__Task description__:
Your result should be every line of the records below that contains the word "size".

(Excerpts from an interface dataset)
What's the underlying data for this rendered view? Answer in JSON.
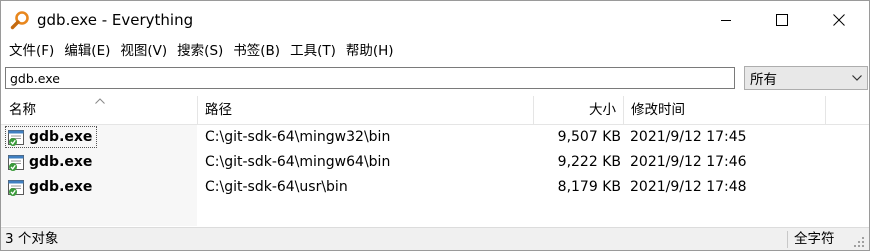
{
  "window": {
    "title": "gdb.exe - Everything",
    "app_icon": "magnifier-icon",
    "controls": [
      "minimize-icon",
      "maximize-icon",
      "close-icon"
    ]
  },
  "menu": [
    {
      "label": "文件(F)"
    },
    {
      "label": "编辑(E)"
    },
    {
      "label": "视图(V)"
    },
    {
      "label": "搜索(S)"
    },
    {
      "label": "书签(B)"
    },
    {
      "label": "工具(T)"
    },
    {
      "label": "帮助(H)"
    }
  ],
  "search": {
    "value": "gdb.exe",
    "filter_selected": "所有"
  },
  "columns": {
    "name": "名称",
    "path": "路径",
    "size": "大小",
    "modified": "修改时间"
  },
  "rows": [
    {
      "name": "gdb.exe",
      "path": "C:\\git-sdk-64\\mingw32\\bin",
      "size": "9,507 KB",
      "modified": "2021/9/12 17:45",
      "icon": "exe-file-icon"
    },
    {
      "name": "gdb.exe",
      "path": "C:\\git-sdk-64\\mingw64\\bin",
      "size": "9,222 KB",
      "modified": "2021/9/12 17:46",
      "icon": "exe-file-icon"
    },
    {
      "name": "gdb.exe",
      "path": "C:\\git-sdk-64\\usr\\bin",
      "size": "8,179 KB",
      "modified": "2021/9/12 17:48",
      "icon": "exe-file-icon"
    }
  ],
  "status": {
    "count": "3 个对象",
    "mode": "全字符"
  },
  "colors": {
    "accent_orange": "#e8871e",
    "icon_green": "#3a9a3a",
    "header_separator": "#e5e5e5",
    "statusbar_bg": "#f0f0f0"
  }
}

__Your response__:
    "size": "大小",
      "size": "9,507 KB",
      "size": "9,222 KB",
      "size": "8,179 KB",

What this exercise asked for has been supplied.